BRITAIN’S power network could remove more carbon than it emits into the atmosphere by 2033 if it embraces renewable energy and tech that captures and stores greenhouse gases, the National Grid has said.
The country is edging closer to a more sustainable future and could go carbon-negative in 13 years, the Grid said.
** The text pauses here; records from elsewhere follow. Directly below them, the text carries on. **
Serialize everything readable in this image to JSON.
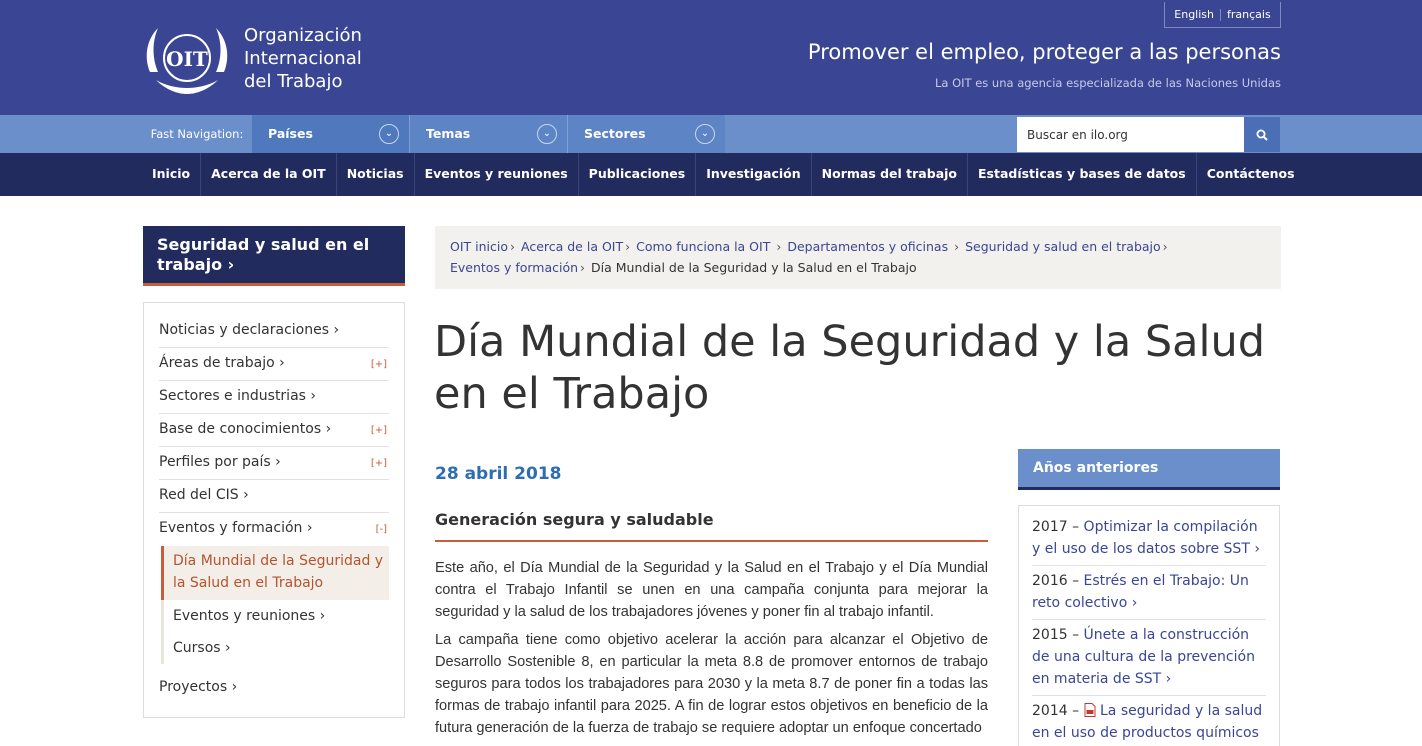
{
  "header": {
    "org_line1": "Organización",
    "org_line2": "Internacional",
    "org_line3": "del Trabajo",
    "logo_text": "OIT",
    "lang_en": "English",
    "lang_fr": "français",
    "tagline": "Promover el empleo, proteger a las personas",
    "subtagline": "La OIT es una agencia especializada de las Naciones Unidas"
  },
  "fastnav": {
    "label": "Fast Navigation:",
    "items": [
      "Países",
      "Temas",
      "Sectores"
    ],
    "search_placeholder": "Buscar en ilo.org"
  },
  "mainnav": [
    "Inicio",
    "Acerca de la OIT",
    "Noticias",
    "Eventos y reuniones",
    "Publicaciones",
    "Investigación",
    "Normas del trabajo",
    "Estadísticas y bases de datos",
    "Contáctenos"
  ],
  "sidebar": {
    "title": "Seguridad y salud en el trabajo ›",
    "items": [
      {
        "label": "Noticias y declaraciones ›",
        "plus": ""
      },
      {
        "label": "Áreas de trabajo ›",
        "plus": "[+]"
      },
      {
        "label": "Sectores e industrias ›",
        "plus": ""
      },
      {
        "label": "Base de conocimientos ›",
        "plus": "[+]"
      },
      {
        "label": "Perfiles por país ›",
        "plus": "[+]"
      },
      {
        "label": "Red del CIS ›",
        "plus": ""
      },
      {
        "label": "Eventos y formación ›",
        "plus": "[-]"
      }
    ],
    "sub_items": [
      "Día Mundial de la Seguridad y la Salud en el Trabajo",
      "Eventos y reuniones ›",
      "Cursos ›"
    ],
    "last_item": "Proyectos ›"
  },
  "breadcrumb": {
    "links": [
      "OIT inicio",
      "Acerca de la OIT",
      "Como funciona la OIT",
      "Departamentos y oficinas",
      "Seguridad y salud en el trabajo",
      "Eventos y formación"
    ],
    "current": "Día Mundial de la Seguridad y la Salud en el Trabajo"
  },
  "page": {
    "title": "Día Mundial de la Seguridad y la Salud en el Trabajo",
    "date": "28 abril 2018",
    "subhead": "Generación segura y saludable",
    "para1": "Este año, el Día Mundial de la Seguridad y la Salud en el Trabajo y el Día Mundial contra el Trabajo Infantil se unen en una campaña conjunta para mejorar la seguridad y la salud de los trabajadores jóvenes y poner fin al trabajo infantil.",
    "para2": "La campaña tiene como objetivo acelerar la acción para alcanzar el Objetivo de Desarrollo Sostenible 8, en particular la meta 8.8 de promover entornos de trabajo seguros para todos los trabajadores para 2030 y la meta 8.7 de poner fin a todas las formas de trabajo infantil para 2025. A fin de lograr estos objetivos en beneficio de la futura generación de la fuerza de trabajo se requiere adoptar un enfoque concertado"
  },
  "previous": {
    "title": "Años anteriores",
    "items": [
      {
        "year": "2017 –",
        "link": "Optimizar la compilación y el uso de los datos sobre SST ›"
      },
      {
        "year": "2016 –",
        "link": "Estrés en el Trabajo: Un reto colectivo ›"
      },
      {
        "year": "2015 –",
        "link": "Únete a la construcción de una cultura de la prevención en materia de SST ›"
      },
      {
        "year": "2014 –",
        "link": "La seguridad y la salud en el uso de productos químicos"
      }
    ]
  },
  "colors": {
    "header": "#3a4694",
    "fastnav": "#6b8fcb",
    "mainnav": "#222b5e",
    "accent": "#c75d3d",
    "link": "#3a4694"
  },
  "icons": [
    "ilo-logo-icon",
    "chevron-down-icon",
    "search-icon",
    "pdf-icon"
  ]
}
It is hoping for a drastic reduction in electricity use at home through efficiency measures and a drop-off in carbon emissions from road transport as more drivers use electric vehicles, cycle, or get the bus and train.
Introducing more low-carbon electricity from renewable sources such as wind farms and scrapping natural gas boilers will be essential to achieving net zero emissions, the company also says, as will focusing on carbon capture technology which removes pollutants from the air and stores them underground or elsewhere.
Hitting this target by 2033 would put the National Grid nearly two decades ahead of ministers’ ambition to go net zero by 2050. It will require an extra 30m electric vehicles on the road, putting them in 80pc of homes, with nearly 8m traditional boilers replaced by next-generation heat pumps that draw warmth from the outside air or ground.
Under a more pessimistic scenario, the Grid suggests that it might fail to reach net zero by 2050 if sweeping changes are not implemented soon.
Mark Herring, of National Grid, said: “Across all scenarios, we see growth in renewable energy generation, including significant expansion in installed offshore wind capacity.”